CHICAGO, July 13 (Xinhua) — Critically ill COVID-19 patients who received intravenous tocilizumab that calms an overreacting immune system were 45 percent less likely to die overall, and were more likely to be out of the hospital or off a ventilator one month after treatment compared with those who didn’t receive the drug, according to a study posted on the website of the University of Michigan (UM) on Monday.
The UM researchers based the conclusions on a thorough look back at data from 154 critically ill patients treated at Michigan Medicine, UM’s academic medical center, during the first six weeks of COVID-19 pandemic’s arrival in Michigan from early March to late April. The analysis looked at patients’ records through late May.
During the time, when little was known about what would help COVID-19 patients on ventilators, about half of the studied patients received tocilizumab and half did not. Most received it within the 24-hour period surrounding their intubation.
By the end of the 28-day period after patients went on a ventilator, 18 percent of those who received tocilizumab had died, compared with 36 percent of those who had not. When adjusted for health characteristics, this represented a 45 percent reduction in mortality. Of those still in the hospital at the end of the study period, 82 percent of the tocilizumab patients had come off the ventilator, compared with 53 percent of those who didn’t receive the drug.
In all, 54 percent of the tocilizumab patients had developed a secondary infection, mostly ventilator associated pneumonia; 26 percent of those who didn’t receive tocilizumab developed such infections. Such “superinfections” usually reduce the chance of survival for COVID-19 patients.

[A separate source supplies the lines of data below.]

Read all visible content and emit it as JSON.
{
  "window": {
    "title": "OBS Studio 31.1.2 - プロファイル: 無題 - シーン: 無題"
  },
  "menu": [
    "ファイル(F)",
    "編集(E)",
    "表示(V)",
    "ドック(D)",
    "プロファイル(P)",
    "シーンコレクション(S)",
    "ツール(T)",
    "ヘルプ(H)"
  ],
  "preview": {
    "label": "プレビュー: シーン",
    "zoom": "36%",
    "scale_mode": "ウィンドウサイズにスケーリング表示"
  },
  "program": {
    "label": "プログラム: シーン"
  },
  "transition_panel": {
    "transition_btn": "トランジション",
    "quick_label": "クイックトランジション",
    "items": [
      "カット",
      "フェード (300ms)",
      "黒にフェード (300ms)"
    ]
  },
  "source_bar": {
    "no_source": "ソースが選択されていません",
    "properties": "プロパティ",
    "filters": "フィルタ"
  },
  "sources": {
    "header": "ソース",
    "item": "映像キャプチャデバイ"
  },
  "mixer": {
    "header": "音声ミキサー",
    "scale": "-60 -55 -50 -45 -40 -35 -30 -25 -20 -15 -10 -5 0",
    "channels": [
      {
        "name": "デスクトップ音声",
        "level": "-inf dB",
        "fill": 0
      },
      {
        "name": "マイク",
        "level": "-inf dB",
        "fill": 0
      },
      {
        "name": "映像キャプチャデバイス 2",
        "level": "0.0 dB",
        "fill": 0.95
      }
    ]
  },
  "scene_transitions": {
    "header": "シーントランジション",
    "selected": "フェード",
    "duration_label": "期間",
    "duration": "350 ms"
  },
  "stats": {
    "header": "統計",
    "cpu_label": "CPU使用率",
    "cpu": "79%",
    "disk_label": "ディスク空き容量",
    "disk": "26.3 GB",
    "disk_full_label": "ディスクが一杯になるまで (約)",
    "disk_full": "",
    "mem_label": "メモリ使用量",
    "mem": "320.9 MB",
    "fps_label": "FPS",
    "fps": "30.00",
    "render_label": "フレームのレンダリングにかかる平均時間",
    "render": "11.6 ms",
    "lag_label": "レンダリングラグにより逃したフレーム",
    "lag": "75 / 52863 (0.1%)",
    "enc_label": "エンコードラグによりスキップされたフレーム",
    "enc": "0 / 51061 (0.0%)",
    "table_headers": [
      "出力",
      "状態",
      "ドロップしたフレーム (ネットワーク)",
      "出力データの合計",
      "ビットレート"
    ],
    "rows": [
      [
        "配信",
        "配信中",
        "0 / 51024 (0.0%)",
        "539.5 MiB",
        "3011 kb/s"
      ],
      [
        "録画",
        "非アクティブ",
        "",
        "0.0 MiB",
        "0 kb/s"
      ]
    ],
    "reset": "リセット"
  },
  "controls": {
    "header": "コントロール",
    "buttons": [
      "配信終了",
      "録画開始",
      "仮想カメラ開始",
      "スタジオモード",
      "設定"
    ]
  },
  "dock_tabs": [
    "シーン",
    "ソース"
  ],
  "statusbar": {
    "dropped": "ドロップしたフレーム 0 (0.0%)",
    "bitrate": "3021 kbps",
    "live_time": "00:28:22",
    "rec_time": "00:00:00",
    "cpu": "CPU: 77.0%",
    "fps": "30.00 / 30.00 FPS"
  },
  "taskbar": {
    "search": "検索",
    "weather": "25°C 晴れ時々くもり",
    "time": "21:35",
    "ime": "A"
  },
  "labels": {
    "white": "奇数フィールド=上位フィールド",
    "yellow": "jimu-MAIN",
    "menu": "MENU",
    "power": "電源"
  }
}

“We kept trying to prove ourselves wrong as signals of benefit emerged in the data, both because of the immediate implications of these data, and in part because of concern about the supply of the medication for other patients,” said lead author Emily Somers, an associate professor in the UM Medical School’s Department of Internal Medicine and member of the UM Institute for Healthcare Policy and Innovation. “But the difference in mortality despite the increase in secondary infection is quite pronounced, even after accounting for many other factors.”
The research group developed treatment guidelines provided to Michigan Medicine physicians in mid-March that identified tocilizumab as a potentially beneficial therapy for the most severely ill COVID-19 patients. Those guidelines also pointed out its risks and the lack of evidence for its use in COVID-19, and recommended a dose of 8 milligrams per kilogram.
The study has been published in the peer-reviewed journal Clinical Infectious Diseases. Enditem